WORK TO BE COMPLETED
Find every line in the entries that holds the string "Jhon" and report it.

TASK DATA
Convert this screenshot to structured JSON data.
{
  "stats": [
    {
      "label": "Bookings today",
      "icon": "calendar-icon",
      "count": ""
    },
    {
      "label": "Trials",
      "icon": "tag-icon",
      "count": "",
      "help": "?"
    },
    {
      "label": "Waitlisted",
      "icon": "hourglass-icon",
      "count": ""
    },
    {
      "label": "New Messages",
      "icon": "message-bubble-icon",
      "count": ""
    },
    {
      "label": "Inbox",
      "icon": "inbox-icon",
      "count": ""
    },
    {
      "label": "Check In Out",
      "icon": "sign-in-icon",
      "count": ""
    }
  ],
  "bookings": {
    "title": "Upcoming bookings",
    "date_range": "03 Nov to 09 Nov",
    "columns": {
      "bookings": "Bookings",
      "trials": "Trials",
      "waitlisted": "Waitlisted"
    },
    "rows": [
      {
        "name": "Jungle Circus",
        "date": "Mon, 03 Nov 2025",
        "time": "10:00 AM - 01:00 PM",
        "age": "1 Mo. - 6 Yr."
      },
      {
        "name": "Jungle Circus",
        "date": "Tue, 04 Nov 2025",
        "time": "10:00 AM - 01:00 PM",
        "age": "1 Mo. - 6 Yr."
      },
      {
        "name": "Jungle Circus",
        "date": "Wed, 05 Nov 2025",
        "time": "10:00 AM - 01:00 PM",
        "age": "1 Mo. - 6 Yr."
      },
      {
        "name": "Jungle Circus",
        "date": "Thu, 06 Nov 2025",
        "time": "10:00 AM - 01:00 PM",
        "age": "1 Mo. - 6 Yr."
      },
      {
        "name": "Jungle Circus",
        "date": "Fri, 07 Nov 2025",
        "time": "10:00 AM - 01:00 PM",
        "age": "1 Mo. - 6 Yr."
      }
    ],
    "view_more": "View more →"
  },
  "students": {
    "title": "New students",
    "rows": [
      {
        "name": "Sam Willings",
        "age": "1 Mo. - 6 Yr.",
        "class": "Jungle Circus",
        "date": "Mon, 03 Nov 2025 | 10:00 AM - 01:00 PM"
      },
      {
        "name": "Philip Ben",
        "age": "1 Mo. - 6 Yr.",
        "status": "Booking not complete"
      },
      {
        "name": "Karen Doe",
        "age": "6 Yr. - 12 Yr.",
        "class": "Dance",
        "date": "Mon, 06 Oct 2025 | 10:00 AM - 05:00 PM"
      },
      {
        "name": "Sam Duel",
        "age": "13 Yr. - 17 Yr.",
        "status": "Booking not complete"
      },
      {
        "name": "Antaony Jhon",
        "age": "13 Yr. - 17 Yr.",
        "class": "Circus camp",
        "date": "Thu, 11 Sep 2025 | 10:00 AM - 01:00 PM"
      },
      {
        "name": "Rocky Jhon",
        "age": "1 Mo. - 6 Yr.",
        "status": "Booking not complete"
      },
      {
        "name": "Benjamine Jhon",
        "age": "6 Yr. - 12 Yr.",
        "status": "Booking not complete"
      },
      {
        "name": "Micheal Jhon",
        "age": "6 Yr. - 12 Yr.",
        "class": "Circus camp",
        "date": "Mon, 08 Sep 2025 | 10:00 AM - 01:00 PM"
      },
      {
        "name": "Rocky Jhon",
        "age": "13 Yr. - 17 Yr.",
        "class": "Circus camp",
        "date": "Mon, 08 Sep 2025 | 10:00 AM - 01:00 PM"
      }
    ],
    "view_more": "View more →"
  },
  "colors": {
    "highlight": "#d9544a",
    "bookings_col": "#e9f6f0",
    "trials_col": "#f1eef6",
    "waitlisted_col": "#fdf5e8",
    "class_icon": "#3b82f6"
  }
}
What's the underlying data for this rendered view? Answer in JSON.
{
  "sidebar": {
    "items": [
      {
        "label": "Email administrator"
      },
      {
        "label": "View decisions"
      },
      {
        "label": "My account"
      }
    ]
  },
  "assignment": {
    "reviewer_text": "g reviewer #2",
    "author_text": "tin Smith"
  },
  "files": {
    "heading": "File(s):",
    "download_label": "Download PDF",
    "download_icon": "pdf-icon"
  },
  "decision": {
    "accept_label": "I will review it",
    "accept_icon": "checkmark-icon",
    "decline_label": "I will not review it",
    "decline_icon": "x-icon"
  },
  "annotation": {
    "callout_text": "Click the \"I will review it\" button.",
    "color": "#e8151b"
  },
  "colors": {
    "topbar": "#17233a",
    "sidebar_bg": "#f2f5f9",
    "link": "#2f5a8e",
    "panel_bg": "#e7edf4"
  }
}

SOLUTION TO THIS EXERCISE
        "name": "Antaony Jhon",
        "name": "Rocky Jhon",
        "name": "Benjamine Jhon",
        "name": "Micheal Jhon",
        "name": "Rocky Jhon",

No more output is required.